Data extracted from a collection
*** Block opens ***

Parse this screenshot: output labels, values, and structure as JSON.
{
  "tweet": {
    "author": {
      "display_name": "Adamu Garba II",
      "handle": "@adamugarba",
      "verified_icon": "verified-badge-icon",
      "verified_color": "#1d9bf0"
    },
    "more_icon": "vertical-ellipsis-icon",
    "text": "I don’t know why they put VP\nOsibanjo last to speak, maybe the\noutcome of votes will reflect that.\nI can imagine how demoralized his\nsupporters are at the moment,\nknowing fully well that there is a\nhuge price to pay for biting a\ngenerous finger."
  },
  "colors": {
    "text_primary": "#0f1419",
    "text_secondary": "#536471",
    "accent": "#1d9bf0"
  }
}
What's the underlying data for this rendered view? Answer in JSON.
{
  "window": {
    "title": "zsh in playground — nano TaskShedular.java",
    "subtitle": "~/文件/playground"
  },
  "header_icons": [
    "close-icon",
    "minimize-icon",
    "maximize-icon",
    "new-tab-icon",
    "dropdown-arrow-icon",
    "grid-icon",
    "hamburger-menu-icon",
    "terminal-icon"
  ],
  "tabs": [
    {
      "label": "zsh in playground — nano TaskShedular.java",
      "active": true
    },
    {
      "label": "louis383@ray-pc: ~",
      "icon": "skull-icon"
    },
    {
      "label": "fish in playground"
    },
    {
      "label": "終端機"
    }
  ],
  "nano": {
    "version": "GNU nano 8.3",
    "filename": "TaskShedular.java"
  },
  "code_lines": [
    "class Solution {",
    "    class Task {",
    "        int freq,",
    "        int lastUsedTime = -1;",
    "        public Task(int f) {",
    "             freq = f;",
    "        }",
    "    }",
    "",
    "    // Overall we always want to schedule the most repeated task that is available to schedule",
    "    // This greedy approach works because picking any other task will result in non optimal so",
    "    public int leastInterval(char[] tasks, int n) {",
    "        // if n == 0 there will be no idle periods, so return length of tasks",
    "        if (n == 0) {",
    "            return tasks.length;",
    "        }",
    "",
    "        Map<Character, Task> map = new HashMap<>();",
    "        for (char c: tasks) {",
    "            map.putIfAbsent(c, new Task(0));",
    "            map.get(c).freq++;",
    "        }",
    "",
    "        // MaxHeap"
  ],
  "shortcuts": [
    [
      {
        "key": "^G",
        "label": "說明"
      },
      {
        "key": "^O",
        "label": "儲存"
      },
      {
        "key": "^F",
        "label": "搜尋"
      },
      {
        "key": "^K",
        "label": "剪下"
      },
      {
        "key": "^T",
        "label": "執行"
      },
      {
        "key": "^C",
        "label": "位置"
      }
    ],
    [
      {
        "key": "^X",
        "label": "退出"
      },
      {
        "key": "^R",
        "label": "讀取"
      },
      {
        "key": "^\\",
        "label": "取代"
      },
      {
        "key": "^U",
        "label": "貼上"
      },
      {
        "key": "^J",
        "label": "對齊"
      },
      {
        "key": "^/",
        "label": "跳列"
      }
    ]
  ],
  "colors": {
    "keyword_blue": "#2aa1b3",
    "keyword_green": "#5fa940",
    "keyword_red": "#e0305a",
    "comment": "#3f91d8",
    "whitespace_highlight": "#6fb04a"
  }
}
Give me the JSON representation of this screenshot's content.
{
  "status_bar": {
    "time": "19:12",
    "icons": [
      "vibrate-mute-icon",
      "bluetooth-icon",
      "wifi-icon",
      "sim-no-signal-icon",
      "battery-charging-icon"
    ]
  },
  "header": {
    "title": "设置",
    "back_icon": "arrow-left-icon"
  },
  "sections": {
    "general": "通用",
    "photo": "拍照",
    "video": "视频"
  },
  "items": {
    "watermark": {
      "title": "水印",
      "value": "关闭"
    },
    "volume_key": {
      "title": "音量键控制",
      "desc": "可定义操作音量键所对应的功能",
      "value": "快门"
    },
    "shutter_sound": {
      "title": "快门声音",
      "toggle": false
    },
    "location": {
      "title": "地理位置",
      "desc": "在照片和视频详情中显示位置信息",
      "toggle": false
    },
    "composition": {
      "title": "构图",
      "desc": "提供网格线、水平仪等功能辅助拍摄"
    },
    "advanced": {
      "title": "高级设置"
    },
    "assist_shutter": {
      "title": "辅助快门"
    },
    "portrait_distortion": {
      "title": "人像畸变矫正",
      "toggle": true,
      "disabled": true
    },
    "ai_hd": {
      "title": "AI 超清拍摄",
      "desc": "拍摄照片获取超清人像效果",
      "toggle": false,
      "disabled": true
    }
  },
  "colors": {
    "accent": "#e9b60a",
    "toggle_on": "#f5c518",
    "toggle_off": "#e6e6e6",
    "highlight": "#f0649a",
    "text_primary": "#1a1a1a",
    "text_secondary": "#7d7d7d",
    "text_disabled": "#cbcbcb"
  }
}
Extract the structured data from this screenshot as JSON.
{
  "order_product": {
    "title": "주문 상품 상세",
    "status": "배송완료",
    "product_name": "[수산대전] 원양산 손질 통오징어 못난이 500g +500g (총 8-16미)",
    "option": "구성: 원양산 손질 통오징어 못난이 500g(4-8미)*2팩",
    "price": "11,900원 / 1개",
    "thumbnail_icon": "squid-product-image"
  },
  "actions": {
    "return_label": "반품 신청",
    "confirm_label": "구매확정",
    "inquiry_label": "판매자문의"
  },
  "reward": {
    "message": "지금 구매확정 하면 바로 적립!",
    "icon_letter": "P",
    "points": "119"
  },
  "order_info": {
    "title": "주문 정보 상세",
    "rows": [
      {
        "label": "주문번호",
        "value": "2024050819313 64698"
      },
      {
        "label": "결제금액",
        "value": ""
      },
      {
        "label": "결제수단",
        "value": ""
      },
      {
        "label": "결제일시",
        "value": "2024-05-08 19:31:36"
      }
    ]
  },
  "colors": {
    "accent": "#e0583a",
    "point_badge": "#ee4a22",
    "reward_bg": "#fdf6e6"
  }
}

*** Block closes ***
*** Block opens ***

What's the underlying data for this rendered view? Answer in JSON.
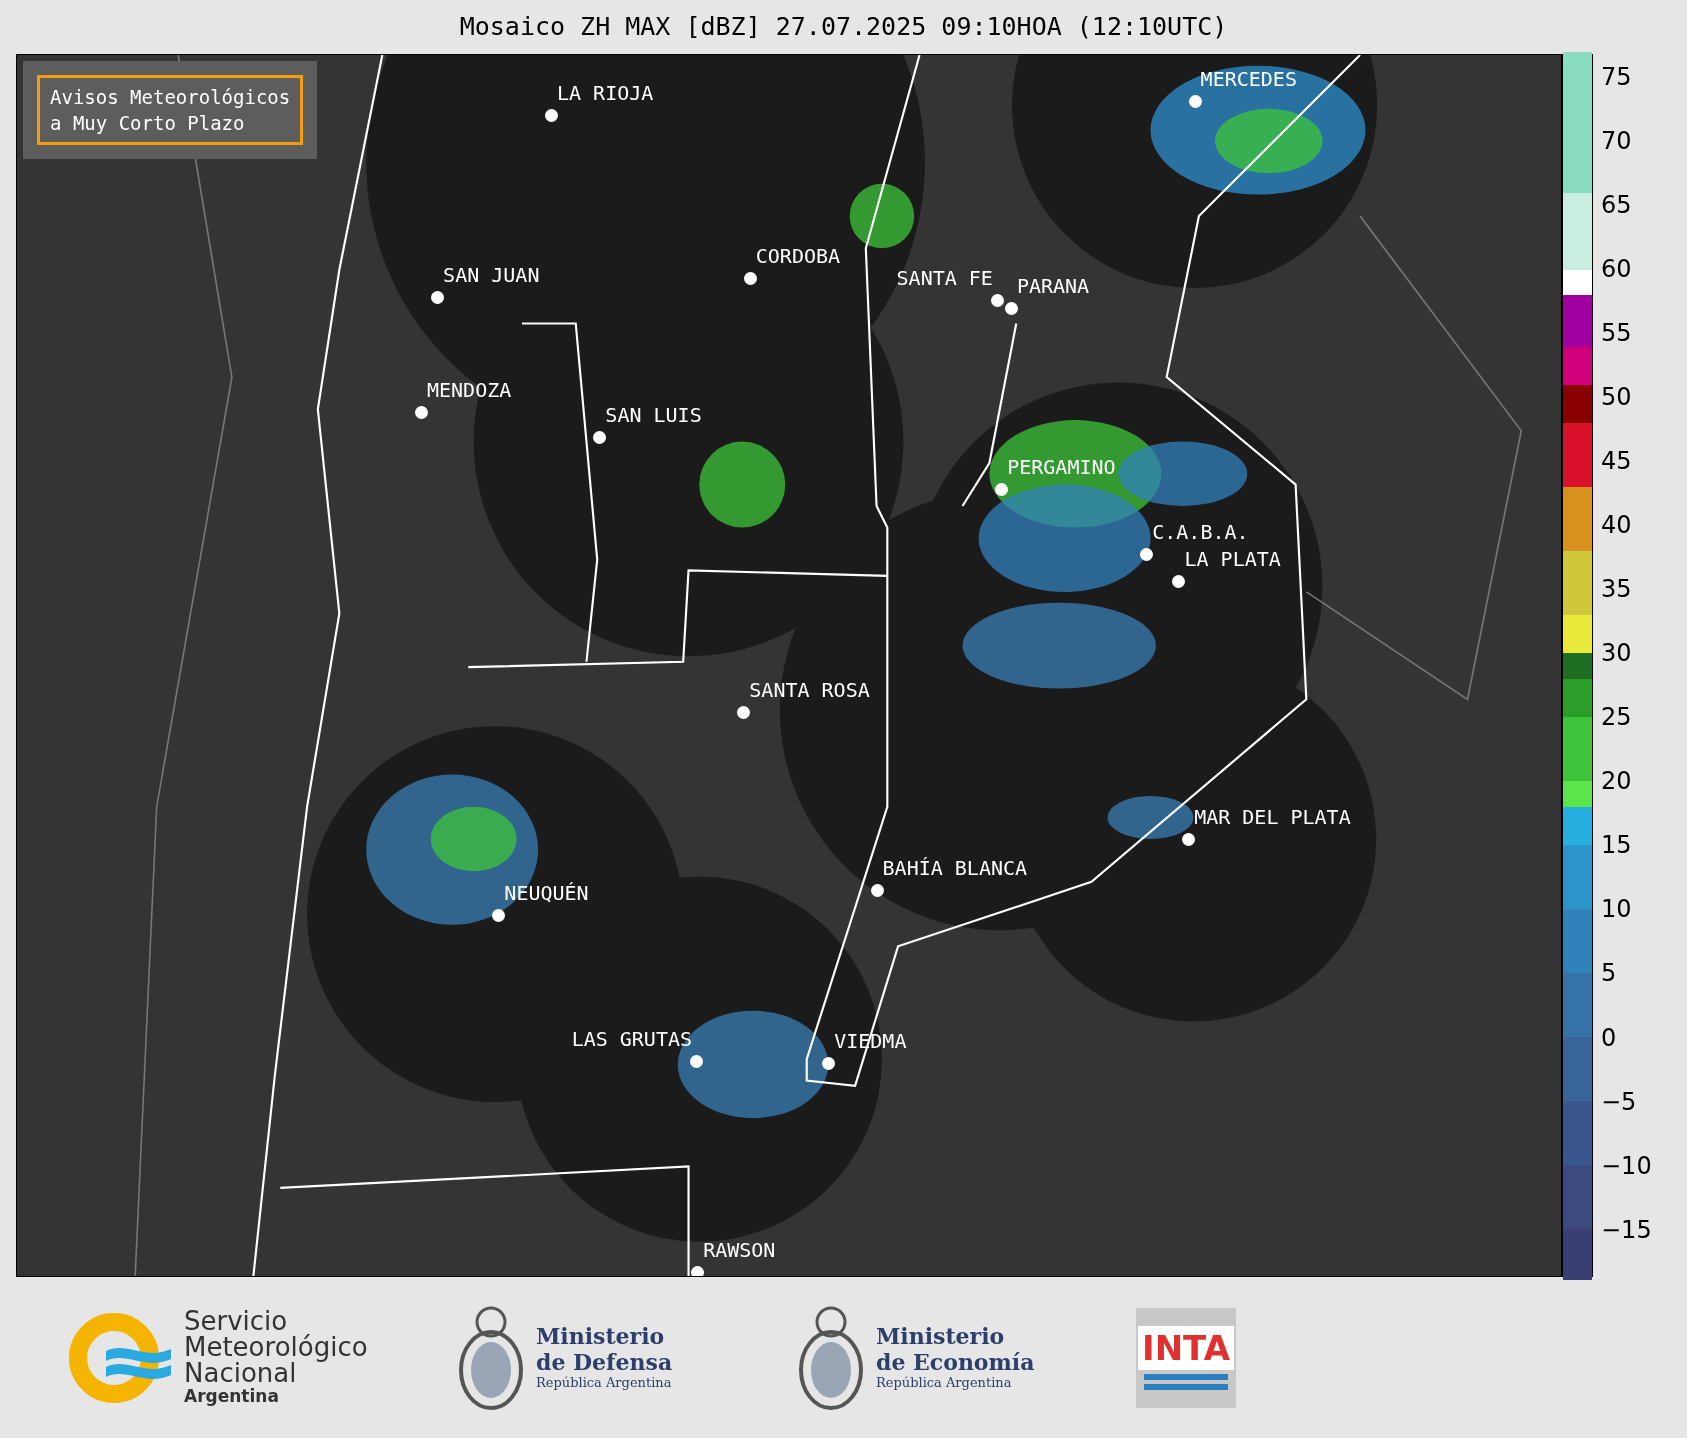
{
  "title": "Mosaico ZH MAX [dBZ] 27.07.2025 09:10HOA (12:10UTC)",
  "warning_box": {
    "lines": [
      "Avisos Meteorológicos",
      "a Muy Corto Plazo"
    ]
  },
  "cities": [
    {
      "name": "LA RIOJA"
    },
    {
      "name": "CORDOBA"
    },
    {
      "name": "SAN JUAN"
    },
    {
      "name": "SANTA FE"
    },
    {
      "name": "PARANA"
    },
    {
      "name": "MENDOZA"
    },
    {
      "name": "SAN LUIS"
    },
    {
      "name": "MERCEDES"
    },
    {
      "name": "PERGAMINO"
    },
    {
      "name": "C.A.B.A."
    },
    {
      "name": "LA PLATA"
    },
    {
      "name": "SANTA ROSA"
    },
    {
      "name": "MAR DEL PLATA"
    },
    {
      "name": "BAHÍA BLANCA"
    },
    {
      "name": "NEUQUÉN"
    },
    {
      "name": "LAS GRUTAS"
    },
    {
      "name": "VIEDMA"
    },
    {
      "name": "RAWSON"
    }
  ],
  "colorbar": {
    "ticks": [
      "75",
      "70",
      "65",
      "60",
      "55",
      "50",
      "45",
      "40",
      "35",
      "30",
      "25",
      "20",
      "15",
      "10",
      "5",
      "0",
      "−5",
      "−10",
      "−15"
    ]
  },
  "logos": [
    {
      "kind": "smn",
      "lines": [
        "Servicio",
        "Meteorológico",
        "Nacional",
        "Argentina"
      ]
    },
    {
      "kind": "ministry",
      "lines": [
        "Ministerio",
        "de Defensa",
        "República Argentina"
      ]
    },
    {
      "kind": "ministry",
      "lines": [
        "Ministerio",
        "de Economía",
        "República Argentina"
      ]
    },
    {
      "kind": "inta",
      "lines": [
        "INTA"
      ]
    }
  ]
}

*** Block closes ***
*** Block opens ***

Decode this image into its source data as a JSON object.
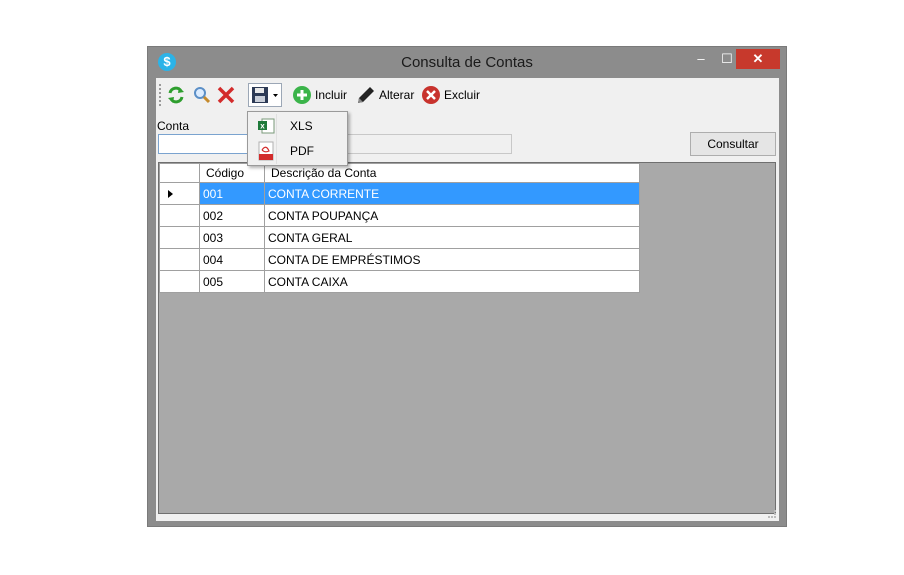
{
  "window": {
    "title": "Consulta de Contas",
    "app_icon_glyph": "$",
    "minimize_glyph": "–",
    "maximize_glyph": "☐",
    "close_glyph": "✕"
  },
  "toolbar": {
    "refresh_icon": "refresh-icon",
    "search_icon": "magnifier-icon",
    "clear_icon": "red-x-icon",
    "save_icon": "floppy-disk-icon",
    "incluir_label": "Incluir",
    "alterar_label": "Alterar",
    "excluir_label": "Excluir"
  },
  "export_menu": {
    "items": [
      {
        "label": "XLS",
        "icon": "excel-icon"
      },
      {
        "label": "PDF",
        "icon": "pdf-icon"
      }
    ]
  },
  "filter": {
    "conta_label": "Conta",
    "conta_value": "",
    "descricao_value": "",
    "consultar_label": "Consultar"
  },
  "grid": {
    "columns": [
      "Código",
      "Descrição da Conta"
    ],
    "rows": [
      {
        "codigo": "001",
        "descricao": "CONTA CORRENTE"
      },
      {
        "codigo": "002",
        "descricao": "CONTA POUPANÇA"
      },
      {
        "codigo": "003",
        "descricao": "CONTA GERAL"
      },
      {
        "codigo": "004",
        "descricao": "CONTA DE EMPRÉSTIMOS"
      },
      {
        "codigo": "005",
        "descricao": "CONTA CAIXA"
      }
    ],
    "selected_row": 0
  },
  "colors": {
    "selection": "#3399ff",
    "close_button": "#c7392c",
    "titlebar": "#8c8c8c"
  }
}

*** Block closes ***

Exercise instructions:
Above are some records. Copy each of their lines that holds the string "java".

Answer section:
    "title": "zsh in playground — nano TaskShedular.java",
      "label": "zsh in playground — nano TaskShedular.java",
    "filename": "TaskShedular.java"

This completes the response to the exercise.